In fair Williamsburg, we lay our scene, at the grand opening of the Supreme store in Brooklyn, where there is not a single fuckboy in sight.
Instead, there are an abundance of clean-shaven men sipping Budweiser with one hand and cradling small children with the other. These men smell nice, like loyalty. They don’t look around the room, sizing people up. They don’t even want to shop; they’re more interested in the built-in skate bowl in the back. To call them fuckdads feels dirty; wrong. This is a classy event, like parent/teacher conference night at the coolest public school in the entire world, where somehow no one has graduated, yet everyone has grown up.
It’s been 23 years since James Jebbia opened a small skate shop called Supreme on Lafayette Street in Soho, and a lot has changed. The brand now has stores in Los Angeles, Paris, London, and Tokyo; a luxury collaboration with Louis Vuitton; branded MetroCards; and a quantifiable Instagram fan base that reaches beyond seven million. Barricades are now a fixture of its storefronts, and the teenage, star-crossed Supreme lovers corralled within them now have their own fraught nickname.
But judging by the crowd on Wednesday night, nothing has changed. Sure, to get in guests had to pass through iPads and velvet ropes, but the Supreme family is still the same group of people, wearing the same white T-shirts, skating on the same team. (Original members of the Supreme team including Mark Gonzales, Eric Koston, and Alex Olson were all present.) The only difference is that the kids of Kids now have kids of their own. They, too, probably moved from Manhattan to Brooklyn for “more space.” They’ve got jobs, health insurance, and manifest their disposable income in Supreme shirts for toddlers. The brand raised them well. So, the store opening in Brooklyn was less like a ribbon-cutting and more a welcome-home party.
“It’s a total family affair tonight,” said Angelo Baque, Supreme’s brand director who wore a Playboy cardigan and a bucket hat. “It feels like a reunion. It’s new New York and old New York coming together. New skate; old skate. It’s like the cycle of life, but through skateboarding.”

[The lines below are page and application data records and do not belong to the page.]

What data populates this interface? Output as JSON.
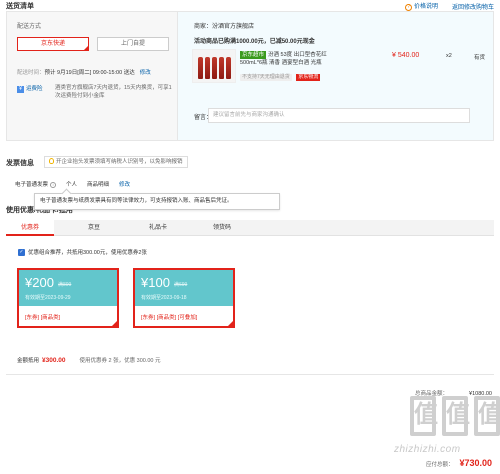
{
  "header": {
    "title": "送货清单",
    "price_help": "价格说明",
    "back_link": "返回修改购物车"
  },
  "shipping": {
    "label": "配送方式",
    "methods": [
      "京东快递",
      "上门自提"
    ],
    "selected_method": "京东快递",
    "time_label": "配送时间：",
    "time_value": "预计 9月19日[周二] 09:00-15:00 送达",
    "time_edit": "修改",
    "service_label": "运费险",
    "service_desc": "酒类官方旗舰店7天内退货，15天内换货，可享1次运费险付到小金库"
  },
  "shop": {
    "name": "商家：汾酒官方旗舰店",
    "promo": "活动商品已购满1000.00元，已减50.00元现金",
    "product_tag": "京东超市",
    "product_name": "汾酒 53度 出口型杏花红 500mL*6瓶 清香 酒宴型白酒 光瓶",
    "price": "¥ 540.00",
    "qty": "x2",
    "stock": "有货",
    "no_return_tag": "不支持7天无理由退货",
    "logistics_tag": "京东物流",
    "remark_label": "留言：",
    "remark_placeholder": "建议留言前先与商家沟通确认"
  },
  "invoice": {
    "title": "发票信息",
    "tip": "开企业抬头发票须填写纳税人识别号，以免影响报销",
    "type": "电子普通发票",
    "holder": "个人",
    "content": "商品明细",
    "edit": "修改",
    "tooltip": "电子普通发票与纸质发票具有同等法律效力，可支持报销入账、商品售后凭证。"
  },
  "coupons": {
    "section_title": "使用优惠/礼品卡/抵用",
    "tabs": [
      "优惠券",
      "京豆",
      "礼品卡",
      "领货码"
    ],
    "active_tab": "优惠券",
    "optimal_text": "优惠组合推荐，共抵用300.00元，使用优惠券2张",
    "list": [
      {
        "amount": "¥200",
        "condition": "满899",
        "date": "有效期至2023-09-29",
        "tags": "[东券] [商品类]"
      },
      {
        "amount": "¥100",
        "condition": "满699",
        "date": "有效期至2023-09-18",
        "tags": "[东券] [商品类] [可叠加]"
      }
    ],
    "summary_label": "金额抵用",
    "summary_amount": "¥300.00",
    "summary_rest": "使用优惠券 2 张，优惠 300.00 元"
  },
  "totals": {
    "goods_label": "总商品金额：",
    "goods_value": "¥1080.00",
    "pay_label": "应付总额：",
    "pay_value": "¥730.00"
  },
  "watermark": {
    "text": "zhizhizhi.com",
    "glyph": "值"
  },
  "colors": {
    "accent": "#e2231a",
    "link": "#005ea7",
    "coupon_bg": "#62c6cc",
    "tag_green": "#3a9a1d"
  }
}
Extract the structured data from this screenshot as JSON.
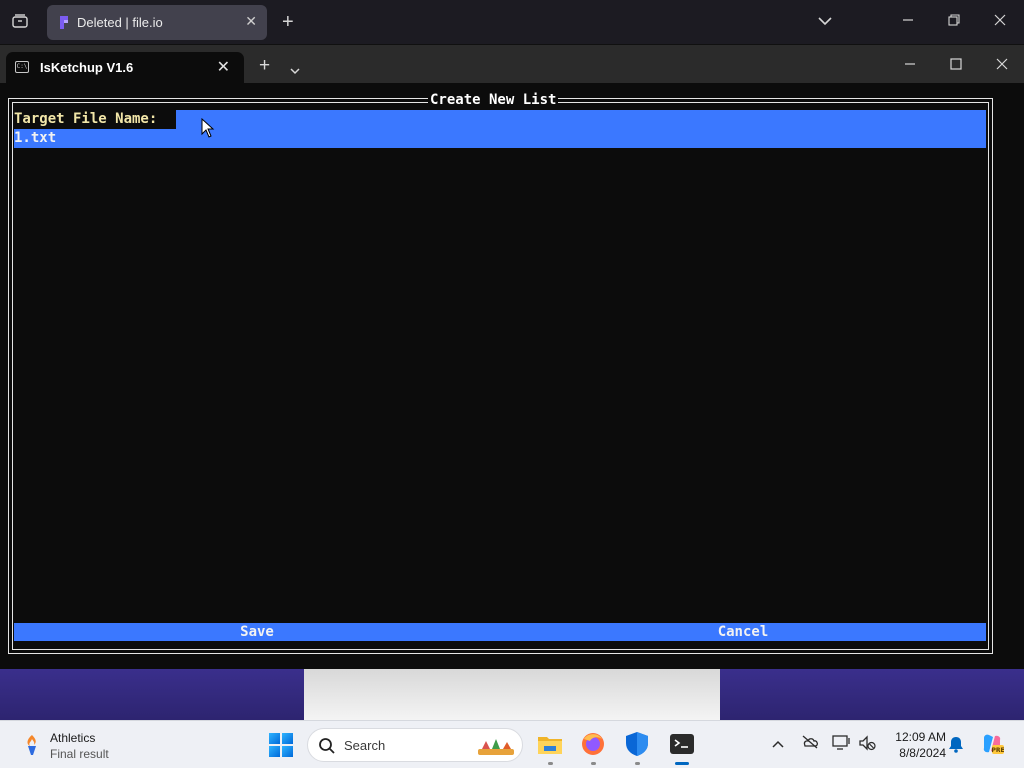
{
  "browser": {
    "tab_title": "Deleted | file.io",
    "tab_close": "✕",
    "new_tab": "+",
    "list_tabs": "⌄",
    "minimize": "─",
    "restore": "❐",
    "close": "✕"
  },
  "terminal": {
    "tab_title": "IsKetchup V1.6",
    "tab_icon_text": "C:\\",
    "tab_close": "✕",
    "new_tab": "+",
    "dropdown": "⌄",
    "minimize": "─",
    "maximize": "☐",
    "close": "✕"
  },
  "dialog": {
    "title": "Create New List",
    "field_label": "Target File Name:",
    "field_value": "1.txt",
    "save_label": "Save",
    "cancel_label": "Cancel"
  },
  "taskbar": {
    "widget_title": "Athletics",
    "widget_subtitle": "Final result",
    "search_placeholder": "Search",
    "apps": [
      "file-explorer",
      "firefox",
      "windows-security",
      "terminal"
    ],
    "tray": {
      "chevron": "^",
      "time": "12:09 AM",
      "date": "8/8/2024"
    },
    "accent_color": "#0067c0"
  },
  "colors": {
    "terminal_bg": "#0c0c0c",
    "highlight_blue": "#3b78ff",
    "label_yellow": "#f2e6a8",
    "border_white": "#e6e6e6"
  }
}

“I met these guys in ’94 or ’95, when I first moved to the city,” said Samira Nasr, now the fashion director at Elle magazine who brought her son to the opening. “They kind of are my extended family, actually. Gio, who runs the store on Lafayette, is a really close friend of mine. His son is my godson. I’ve watched all of these guys grow up.”
“My husband was the first employee,” echoed Nasr’s friend, Karen, who also brought her children along. “I met him three months before it opened. We’ve been together exactly as long as this store; 1994 was a good year!”
In addition to longtime friends and family, newer, more A-list additions to the team were in attendance as well, like Petra Collins, Heron Preston, and professional athletes Victor Cruz and Amar’e Stoudemire. Of course, James Jebbia, the godfather himself was also there to preside over the family affair.
Having so many original Supreme forebears under one roof again painted a picture not only of how far the brand’s come, but also New York skater fashion as a worldwide aesthetic and point of view. The roots may remain the same, but it’s grown into something so big — so ubiquitous — that even New York might not be able to call it it’s own anymore.
“When I went to the shop for the first time before it opened, it was like something I’d never seen before,” said Peter Bici, one of the original Supreme team skaters. “It was clean and high-end. It was different; it was new; no one had it.”
As Bici said this, his son, who wore a mini-me Supreme shirt, balanced on a skateboard as tall as himself the middle of the store. Meanwhile, his five-year-old daughter sat on his hip wearing a fringe faux-leather jacket and leopard-print leggings — an outfit I couldn’t pull off in my wildest dreams. When I asked her if she liked Supreme, she said yes without hesitation.
“What I like to say is: Supreme is bigger today than it was yesterday,” Bici added. “Tomorrow, it will be the same thing.”
Sure enough, when the cops arrived at around 9 p.m., the crowd from the store had overflowed into the street, but the scene was still cool, calm, and collected. “We need you to move onto the sidewalk,” said one officer. Sure, no problem at all; we’re not here to make trouble.
Inside, however, standing around the rim of the bowl, the next generation was being given a gentle shove off the edge.